Even in prison he continued his deciphering, but

as Samson’s strength lay in his hair, so my cunning depended upon the Queen’s favour, which, being lost, my spirits became dull.

Gradually, from about 1600, his reputation recovered sufficiently for Cecil to employ him again, at first as an agent in Europe and then as a decipherer. But James I never forgave him for his part in bringing Mary to the block (for which he was still enjoying a pension of 100 marks a year), his contemporaries distrusted him, and his correspondence with the Catholic Hugh Owen proved his undoing. In January 1605 he was ‘apprehended and committed, and all his papers seized’. Released in April, he complained that his correspondence with Owen had been solely in the line of business and expressed annoyance at the ‘vexatious’ manner in which his private papers had been searched and his servants and relatives cross-examined. He resumed his duties and took part in the seizure of the Gunpowder conspirators. But when Owen was found to be involved in the plot, Phillips was put in the Tower, confidence in his integrity gone for ever.6

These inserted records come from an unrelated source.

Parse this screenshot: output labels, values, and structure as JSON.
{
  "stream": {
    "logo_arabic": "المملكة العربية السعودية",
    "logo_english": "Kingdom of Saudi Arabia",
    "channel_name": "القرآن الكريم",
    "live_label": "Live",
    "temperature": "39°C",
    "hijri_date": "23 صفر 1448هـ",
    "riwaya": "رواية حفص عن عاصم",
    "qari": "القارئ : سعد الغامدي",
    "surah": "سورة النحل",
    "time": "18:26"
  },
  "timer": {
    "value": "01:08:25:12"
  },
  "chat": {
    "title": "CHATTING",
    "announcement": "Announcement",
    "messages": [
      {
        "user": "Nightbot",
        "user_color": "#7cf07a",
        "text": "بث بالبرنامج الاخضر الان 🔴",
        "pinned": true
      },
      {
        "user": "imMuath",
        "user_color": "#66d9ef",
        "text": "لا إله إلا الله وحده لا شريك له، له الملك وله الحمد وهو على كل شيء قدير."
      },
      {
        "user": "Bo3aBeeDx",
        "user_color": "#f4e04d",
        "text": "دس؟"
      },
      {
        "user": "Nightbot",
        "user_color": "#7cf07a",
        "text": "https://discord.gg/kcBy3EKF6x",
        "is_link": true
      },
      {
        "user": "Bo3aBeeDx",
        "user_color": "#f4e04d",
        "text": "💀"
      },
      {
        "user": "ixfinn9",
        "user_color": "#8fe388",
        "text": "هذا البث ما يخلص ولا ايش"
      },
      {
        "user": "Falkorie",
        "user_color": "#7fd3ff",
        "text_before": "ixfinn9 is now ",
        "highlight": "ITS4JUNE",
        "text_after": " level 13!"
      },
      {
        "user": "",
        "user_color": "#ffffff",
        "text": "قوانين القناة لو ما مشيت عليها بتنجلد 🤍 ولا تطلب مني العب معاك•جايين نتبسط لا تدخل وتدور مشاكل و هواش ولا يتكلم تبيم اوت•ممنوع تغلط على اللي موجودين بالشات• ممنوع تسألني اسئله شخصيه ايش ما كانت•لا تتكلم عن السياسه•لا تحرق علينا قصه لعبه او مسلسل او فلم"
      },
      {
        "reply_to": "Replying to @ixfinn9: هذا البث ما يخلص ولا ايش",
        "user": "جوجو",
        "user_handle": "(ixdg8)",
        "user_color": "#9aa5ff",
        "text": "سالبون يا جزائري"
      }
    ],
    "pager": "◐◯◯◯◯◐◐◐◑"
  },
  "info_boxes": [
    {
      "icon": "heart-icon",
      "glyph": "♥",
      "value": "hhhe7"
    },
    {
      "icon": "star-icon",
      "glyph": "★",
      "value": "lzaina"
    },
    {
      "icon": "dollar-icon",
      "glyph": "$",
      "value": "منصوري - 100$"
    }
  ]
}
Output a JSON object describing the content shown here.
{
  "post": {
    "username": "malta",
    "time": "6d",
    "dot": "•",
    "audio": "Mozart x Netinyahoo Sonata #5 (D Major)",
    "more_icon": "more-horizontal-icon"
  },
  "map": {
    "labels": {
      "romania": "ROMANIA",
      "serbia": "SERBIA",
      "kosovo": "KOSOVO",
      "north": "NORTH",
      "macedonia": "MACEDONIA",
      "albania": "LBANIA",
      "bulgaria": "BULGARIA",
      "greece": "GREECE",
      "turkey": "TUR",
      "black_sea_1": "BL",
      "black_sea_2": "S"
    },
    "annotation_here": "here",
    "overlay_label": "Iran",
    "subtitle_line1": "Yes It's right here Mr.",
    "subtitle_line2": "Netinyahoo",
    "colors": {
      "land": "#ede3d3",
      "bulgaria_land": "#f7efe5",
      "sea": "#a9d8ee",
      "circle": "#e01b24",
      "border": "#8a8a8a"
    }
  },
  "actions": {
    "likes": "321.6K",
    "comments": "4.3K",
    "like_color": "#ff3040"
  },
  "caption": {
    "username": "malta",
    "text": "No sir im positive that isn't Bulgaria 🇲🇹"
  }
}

Little is known of his last years. His debt to the Crown was still a burden and in 1618 he was involved in a costly lawsuit. In 1622 he was again in prison, but optimistic enough to petition for an ecclesiastical post ‘of the inferior sort’. The last references to him show him in prison in 1625. Accused of revealing the contents of a letter he had deciphered, he wrote a pathetic note describing his career in Elizabeth’s reign to a government which was obviously ignorant of his past services. He claimed that he had remained loyal, despite the offer of £1,000 and an annuity of 1,000 marks from a foreign agent. Some months later he was still in prison when called upon to decipher a letter in Spanish. An old man now, confined to prison, deep in debt, his lands seized, he had little to hope for. By March 1626 he was dead.7

Ref Volumes: 1558-1603

Author: M.R.P.


  • 1. J. Morris, Sir Amias Paulet’s Letter Bk. 114-19; Vis. London (Harl. Soc. xvii), 161; PCC 13 Sainberbe.
  • 2. CSP For. 1578-9, p. 37; Spedding, Bacon, i. 117-19; Cal. Carew Pprs. iii. 231; F. Dietz, Eng. Public Finance 1558-1641, p. 328; CSP Dom. 1598-1601, pp. 420, 442-3.
  • 3. CSP For. 1578-9, p. 37; CSP Dom. Add. 1580-1625, p. 86; HMC Hatfield, ii. 410.
  • 4. PCC 13 Sainberbe, 23 Capell; W. A. Copinger, Suff. Manors, v. 172; VCH Yorks. N. Riding, ii. 445; Morris, 119.
  • 5. C. Read, Walsingham, ii. 336; iii. passim; Spedding, i. 117-19, 251, 252; SP12/275/78; HMC Hatfield, v. 40, 101; vi. 118, 351, 391, 511, 513; vii. 84, 150; Lansd. 31, f. 62; 82, f. 180; 83, ff. 220, 233 seq., 241; 84, f. 58.
  • 6. HMC Hatfield, vi. 511, 513; vii. 96-7; CSP Dom. 1601-10, passim, esp. 1603-10, pp. 13, 90, 189; Chamberlain Letters ed. McClure, i. 202; H. Foley, Recs. Eng. Prov. Soc. of Jesus, iii. 513.
  • 7. CSP Dom. Add. 1580-1625, pp. 595-6, 630; 1623-5, p. 482; 1625-6, p. 169; 1627-8, p. 81.